> _TASK DETAILS_
Scan the records for the string "icon", then copy each line that has it.
───── RECORDED INFORMATION
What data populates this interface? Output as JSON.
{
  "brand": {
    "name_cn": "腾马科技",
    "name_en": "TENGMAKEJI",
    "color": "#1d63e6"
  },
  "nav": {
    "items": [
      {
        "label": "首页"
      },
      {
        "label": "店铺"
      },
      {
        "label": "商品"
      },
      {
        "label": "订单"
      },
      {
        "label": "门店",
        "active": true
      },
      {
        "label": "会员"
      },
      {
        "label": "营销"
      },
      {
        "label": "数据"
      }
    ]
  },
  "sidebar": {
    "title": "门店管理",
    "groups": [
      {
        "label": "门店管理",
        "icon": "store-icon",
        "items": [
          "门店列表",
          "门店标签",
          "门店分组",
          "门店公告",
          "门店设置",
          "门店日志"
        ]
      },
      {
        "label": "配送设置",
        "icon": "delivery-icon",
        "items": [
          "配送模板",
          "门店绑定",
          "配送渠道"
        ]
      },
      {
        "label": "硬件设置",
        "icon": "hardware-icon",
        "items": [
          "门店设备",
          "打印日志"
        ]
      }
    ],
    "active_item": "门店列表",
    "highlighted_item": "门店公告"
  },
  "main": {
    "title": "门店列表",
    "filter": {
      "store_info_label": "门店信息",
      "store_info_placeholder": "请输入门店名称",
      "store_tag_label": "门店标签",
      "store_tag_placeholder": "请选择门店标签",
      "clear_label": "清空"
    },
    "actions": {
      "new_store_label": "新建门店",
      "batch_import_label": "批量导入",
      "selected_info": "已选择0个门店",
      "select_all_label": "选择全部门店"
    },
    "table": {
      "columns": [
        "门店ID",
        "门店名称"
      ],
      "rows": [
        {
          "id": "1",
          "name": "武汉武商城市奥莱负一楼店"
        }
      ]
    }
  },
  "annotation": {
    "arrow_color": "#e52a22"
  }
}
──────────
> _TASK OUTPUT_
        "icon": "store-icon",
        "icon": "delivery-icon",
        "icon": "hardware-icon",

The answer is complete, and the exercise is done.